- Family members: In some areas, family members may be able to hunt on private property without a license, as long as they are hunting with the property owner or are otherwise authorized to do so.
It’s important to note that these exceptions are not universal and may vary depending on where you live. Before assuming that an exception applies to your situation, be sure to research the specific laws and regulations in your area to ensure that you are in compliance.
IV. Property Ownership Laws
While owning private property does give you the right to use it for hunting, there are some legal factors that can impact your ability to do so. For example:
- Zoning laws: In some areas, zoning laws may prohibit hunting on certain types of private property, such as residential or commercial properties. Be sure to research the zoning laws in your area to ensure that your property is eligible for hunting.
- Deed restrictions: Some property deeds may include restrictions or covenants that prohibit hunting or other activities on the land. Be sure to review your property deed to ensure that you are in compliance with any applicable restrictions.
- Liability concerns: Allowing others to hunt on your property can come with liability concerns, as you may be held responsible for any accidents or injuries that occur. To protect yourself from liability, consider requiring hunters to sign a liability waiver or obtain their own liability insurance.
It’s important to understand the various legal factors that can impact your ability to hunt on your own property. If you are unsure about the legality of hunting on your land, consider consulting with a local attorney or hunting organization to get more information.
V. Liability Concerns
Allowing others to hunt on your property can come with liability concerns, as property owners may be held responsible for any accidents or injuries that occur. To protect yourself from liability, consider the following:
- Liability waivers: Requiring hunters to sign a liability waiver can help protect you from legal claims in the event of an accident or injury.
- Insurance: Consider obtaining liability insurance to provide additional protection in case of an accident or injury.
- Safety measures: Implementing safety measures, such as requiring hunters to wear safety gear or limiting the number of hunters on your property at any given time, can help prevent accidents and minimize your risk of liability.

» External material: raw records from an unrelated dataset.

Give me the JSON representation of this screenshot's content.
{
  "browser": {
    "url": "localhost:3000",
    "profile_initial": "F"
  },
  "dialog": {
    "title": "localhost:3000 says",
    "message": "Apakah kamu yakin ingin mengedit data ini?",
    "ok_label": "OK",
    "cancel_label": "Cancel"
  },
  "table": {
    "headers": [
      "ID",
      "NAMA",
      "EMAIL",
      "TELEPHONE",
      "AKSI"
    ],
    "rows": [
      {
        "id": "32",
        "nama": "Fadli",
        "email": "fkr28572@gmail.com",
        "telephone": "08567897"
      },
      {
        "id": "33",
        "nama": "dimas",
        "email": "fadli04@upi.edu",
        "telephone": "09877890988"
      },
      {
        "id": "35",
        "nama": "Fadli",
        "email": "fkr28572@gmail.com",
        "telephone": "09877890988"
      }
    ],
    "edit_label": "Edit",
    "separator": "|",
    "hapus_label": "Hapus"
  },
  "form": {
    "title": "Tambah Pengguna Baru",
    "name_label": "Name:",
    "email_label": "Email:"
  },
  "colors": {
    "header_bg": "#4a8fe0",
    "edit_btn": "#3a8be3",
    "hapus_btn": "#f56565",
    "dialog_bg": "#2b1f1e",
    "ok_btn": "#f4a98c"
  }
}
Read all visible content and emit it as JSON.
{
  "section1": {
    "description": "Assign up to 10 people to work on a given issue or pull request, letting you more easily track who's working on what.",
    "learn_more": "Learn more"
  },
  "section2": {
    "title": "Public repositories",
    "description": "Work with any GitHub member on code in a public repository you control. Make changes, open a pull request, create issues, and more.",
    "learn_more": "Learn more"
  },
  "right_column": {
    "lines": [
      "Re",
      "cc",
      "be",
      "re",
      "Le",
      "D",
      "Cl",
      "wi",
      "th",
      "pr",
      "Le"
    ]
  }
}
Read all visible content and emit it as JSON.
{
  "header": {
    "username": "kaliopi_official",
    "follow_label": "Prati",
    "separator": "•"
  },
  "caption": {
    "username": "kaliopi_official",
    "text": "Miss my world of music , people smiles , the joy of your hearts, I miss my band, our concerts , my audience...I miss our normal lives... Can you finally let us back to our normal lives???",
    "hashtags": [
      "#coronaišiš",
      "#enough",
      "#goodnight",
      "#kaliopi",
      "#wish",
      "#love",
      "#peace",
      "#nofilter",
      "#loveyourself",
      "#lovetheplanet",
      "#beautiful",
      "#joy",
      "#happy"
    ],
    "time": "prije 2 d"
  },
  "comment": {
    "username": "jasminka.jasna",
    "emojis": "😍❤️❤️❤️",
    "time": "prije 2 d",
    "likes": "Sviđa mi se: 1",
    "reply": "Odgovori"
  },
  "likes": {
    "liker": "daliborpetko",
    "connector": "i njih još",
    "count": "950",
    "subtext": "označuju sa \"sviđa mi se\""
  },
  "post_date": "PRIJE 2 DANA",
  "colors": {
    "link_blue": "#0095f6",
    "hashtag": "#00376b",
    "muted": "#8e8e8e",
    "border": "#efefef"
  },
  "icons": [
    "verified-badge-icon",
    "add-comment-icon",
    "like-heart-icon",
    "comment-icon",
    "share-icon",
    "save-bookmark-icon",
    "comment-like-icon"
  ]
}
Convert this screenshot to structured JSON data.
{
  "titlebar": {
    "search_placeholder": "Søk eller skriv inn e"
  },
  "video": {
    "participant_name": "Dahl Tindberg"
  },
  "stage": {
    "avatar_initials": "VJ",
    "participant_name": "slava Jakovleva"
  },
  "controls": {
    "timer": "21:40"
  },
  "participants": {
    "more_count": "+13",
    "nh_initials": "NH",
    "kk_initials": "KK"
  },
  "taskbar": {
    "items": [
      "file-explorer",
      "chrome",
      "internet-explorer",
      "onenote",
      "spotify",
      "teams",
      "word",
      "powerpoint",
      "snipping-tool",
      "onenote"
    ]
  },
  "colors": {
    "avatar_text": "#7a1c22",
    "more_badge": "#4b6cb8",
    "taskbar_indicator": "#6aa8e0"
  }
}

It’s important to remember that property owners may be held responsible for any accidents or injuries that occur on their land, even if they were not directly involved. By taking steps to protect yourself from liability, you can ensure that you can continue to enjoy hunting on your own property while minimizing your risk of legal or financial consequences.
Hunting on your own property can be a rewarding experience, but it’s important to understand the legal requirements and potential liability concerns that come with it. Depending on where you live and what type of game you plan to hunt, you may need to obtain a hunting license or comply with other legal regulations before heading out into the field. You should also be aware of any property ownership laws or liability concerns that may impact your ability to hunt on your land.
By taking the time to research the laws and regulations in your area and following safe and legal hunting practices, you can enjoy all the benefits of hunting on your own property while minimizing your risk of legal or financial consequences. If you have any questions or concerns about hunting on private property, consider reaching out to local hunting organizations or legal professionals for guidance.
Max, a passionate lumberjack and outdoors enthusiast, loves fishing, camping, and hunting. He has extensive experience in the great outdoors and is eager to join Outdoor Fun Mag to share his adventures and knowledge. Whether you’re a seasoned pro or just starting out, [Name] promises to bring laughter, learning, and an unforgettable outdoor experience.